Task instructions
Only the lines with the string "aaaaaaaa" are needed; return each of them from the entries below.

*** Exercise materials Section Begins ***

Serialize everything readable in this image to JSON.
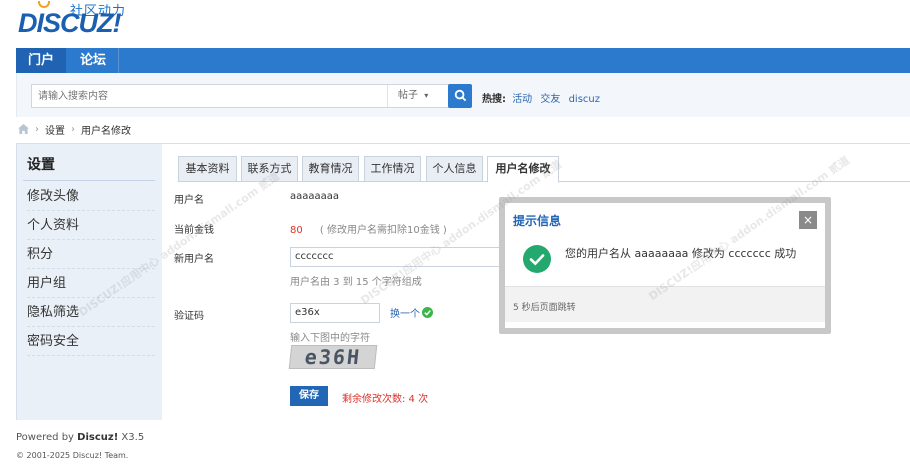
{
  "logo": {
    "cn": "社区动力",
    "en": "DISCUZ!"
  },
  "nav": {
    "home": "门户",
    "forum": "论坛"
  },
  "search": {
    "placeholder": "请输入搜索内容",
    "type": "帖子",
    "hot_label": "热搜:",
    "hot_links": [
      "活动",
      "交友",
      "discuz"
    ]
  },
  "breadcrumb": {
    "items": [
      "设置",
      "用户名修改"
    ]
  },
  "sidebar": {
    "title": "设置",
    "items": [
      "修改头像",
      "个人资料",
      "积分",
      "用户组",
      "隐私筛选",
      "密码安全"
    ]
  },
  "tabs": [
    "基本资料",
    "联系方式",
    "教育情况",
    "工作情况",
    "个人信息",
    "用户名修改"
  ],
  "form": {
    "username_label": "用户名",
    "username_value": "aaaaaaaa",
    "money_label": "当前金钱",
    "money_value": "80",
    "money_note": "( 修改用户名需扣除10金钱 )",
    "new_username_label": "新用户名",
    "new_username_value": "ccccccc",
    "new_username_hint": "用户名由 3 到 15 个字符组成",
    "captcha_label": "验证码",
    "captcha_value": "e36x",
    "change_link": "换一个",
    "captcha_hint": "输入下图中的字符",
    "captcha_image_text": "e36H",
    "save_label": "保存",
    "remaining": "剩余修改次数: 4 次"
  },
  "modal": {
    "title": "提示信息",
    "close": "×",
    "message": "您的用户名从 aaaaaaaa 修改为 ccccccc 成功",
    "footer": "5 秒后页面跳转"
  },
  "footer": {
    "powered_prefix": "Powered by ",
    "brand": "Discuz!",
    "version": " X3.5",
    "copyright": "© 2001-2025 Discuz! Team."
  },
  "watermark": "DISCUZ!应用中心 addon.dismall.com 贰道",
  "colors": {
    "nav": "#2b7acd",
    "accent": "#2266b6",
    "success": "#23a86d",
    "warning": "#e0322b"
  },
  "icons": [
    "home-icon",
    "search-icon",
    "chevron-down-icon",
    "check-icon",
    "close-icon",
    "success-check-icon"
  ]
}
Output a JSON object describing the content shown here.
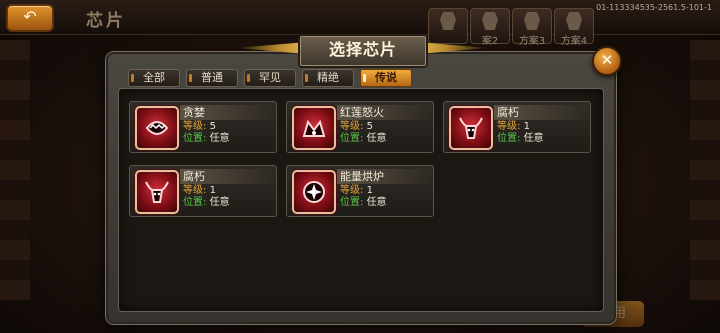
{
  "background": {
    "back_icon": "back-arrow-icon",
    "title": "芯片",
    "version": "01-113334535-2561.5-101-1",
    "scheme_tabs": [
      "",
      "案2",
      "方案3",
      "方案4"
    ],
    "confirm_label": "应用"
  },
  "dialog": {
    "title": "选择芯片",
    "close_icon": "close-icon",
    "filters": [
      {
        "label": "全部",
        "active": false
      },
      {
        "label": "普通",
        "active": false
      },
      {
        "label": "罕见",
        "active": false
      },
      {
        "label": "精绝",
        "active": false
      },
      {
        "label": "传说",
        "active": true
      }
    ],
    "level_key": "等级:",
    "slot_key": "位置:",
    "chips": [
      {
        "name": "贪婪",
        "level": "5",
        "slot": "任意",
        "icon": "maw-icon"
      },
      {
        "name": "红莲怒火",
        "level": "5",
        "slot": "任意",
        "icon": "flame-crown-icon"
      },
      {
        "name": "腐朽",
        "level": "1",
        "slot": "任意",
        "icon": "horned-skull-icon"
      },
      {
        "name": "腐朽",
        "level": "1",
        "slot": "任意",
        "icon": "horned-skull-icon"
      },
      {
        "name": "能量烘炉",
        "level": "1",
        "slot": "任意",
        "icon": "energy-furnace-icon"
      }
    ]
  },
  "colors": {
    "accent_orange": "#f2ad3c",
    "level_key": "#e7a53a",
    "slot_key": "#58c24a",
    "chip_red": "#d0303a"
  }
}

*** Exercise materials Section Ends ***
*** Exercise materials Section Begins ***

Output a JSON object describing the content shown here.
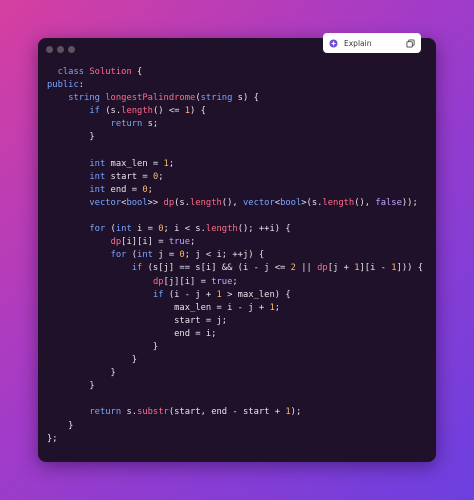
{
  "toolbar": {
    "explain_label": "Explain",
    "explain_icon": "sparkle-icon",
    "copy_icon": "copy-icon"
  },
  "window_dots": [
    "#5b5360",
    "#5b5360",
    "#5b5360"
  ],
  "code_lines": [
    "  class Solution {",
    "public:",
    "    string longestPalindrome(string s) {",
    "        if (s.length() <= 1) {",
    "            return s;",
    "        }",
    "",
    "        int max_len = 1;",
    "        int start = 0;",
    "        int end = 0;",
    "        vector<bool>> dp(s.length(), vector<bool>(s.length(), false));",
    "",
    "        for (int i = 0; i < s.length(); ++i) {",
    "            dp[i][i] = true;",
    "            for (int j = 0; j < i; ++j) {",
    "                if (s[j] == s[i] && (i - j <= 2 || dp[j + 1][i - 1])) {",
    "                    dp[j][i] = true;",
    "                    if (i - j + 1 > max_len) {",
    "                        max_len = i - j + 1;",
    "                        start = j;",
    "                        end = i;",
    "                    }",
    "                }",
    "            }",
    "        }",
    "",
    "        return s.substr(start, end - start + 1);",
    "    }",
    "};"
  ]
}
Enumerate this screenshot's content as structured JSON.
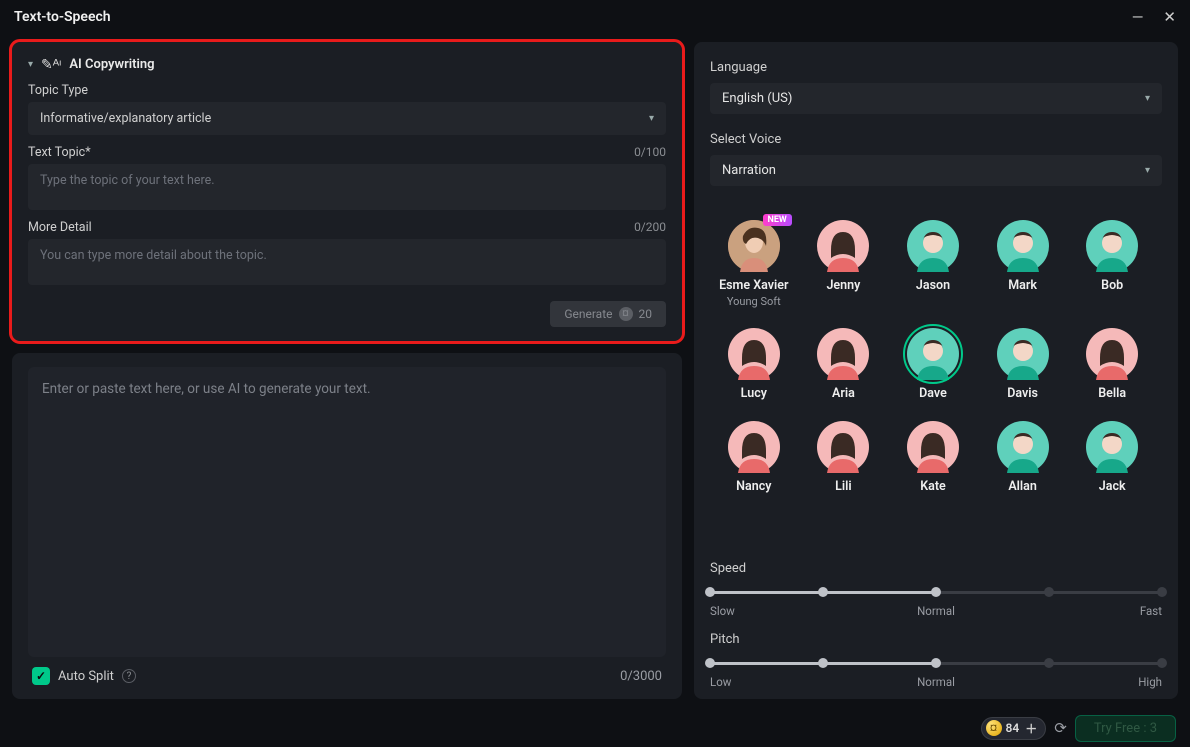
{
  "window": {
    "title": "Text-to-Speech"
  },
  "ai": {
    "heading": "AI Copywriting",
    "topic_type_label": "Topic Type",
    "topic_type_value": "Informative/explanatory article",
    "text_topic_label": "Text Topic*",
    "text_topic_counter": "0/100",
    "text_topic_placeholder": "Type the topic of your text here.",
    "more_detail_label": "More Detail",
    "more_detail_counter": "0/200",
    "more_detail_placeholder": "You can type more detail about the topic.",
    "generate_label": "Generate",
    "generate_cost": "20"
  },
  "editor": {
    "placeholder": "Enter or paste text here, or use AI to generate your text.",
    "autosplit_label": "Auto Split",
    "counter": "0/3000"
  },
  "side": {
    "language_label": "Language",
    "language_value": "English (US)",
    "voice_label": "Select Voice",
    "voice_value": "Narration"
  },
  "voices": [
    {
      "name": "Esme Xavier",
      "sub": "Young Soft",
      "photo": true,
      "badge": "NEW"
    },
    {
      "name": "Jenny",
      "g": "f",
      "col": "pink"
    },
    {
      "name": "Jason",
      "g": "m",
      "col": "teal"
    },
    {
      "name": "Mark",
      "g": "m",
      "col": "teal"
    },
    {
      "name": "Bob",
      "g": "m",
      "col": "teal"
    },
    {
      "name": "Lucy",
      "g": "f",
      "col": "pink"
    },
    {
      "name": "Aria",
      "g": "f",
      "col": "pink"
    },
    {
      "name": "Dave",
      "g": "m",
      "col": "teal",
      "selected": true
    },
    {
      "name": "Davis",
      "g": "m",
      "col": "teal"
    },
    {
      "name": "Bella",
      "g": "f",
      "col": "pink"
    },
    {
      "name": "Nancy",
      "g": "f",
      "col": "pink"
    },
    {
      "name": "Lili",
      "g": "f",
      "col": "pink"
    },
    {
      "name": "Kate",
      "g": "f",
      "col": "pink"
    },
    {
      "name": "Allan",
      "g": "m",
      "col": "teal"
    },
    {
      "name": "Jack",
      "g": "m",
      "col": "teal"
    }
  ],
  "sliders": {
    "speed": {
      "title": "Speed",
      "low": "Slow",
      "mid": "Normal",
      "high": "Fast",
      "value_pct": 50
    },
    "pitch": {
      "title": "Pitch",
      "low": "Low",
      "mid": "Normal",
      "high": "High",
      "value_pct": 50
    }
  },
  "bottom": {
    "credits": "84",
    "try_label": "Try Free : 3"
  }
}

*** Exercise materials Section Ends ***
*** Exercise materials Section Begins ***

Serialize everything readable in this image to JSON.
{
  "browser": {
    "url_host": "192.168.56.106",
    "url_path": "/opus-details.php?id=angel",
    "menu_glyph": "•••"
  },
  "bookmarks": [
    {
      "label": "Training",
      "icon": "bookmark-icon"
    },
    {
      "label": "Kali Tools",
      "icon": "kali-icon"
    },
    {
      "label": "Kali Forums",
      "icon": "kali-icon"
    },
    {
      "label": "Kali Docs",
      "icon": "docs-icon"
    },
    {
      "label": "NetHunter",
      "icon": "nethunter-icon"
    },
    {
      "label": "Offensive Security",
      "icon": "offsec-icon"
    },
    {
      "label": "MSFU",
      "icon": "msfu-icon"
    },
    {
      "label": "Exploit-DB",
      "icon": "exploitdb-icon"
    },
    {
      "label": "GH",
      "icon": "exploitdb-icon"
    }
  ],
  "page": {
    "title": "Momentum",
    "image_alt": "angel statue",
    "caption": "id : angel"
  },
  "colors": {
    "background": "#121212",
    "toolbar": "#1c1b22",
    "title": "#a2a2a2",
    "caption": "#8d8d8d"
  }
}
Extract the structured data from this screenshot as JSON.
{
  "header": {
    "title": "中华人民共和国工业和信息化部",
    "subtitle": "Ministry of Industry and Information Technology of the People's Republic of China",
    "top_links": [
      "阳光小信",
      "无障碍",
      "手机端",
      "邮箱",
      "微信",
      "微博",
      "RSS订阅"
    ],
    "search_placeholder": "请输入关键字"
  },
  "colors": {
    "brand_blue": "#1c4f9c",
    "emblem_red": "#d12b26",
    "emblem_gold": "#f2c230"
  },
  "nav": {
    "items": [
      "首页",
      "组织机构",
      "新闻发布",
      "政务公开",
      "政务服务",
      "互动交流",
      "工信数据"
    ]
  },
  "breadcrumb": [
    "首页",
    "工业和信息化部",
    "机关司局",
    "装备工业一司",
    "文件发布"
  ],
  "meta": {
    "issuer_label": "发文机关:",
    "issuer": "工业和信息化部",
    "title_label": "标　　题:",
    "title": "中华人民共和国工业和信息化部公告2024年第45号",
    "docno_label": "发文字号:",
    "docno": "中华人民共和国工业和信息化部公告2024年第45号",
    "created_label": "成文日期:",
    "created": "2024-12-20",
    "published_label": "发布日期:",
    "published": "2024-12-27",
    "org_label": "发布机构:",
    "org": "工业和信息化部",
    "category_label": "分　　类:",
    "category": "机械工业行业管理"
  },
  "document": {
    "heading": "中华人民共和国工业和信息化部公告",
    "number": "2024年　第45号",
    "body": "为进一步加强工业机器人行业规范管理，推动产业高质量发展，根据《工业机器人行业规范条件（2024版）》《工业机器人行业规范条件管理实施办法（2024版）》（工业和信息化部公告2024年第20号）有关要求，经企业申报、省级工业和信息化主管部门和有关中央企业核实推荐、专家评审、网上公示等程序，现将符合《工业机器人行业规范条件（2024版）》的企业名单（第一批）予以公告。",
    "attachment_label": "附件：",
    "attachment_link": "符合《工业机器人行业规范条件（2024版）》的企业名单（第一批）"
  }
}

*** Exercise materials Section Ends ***

Reply
    "username_value": "aaaaaaaa",
    "message": "您的用户名从 aaaaaaaa 修改为 ccccccc 成功",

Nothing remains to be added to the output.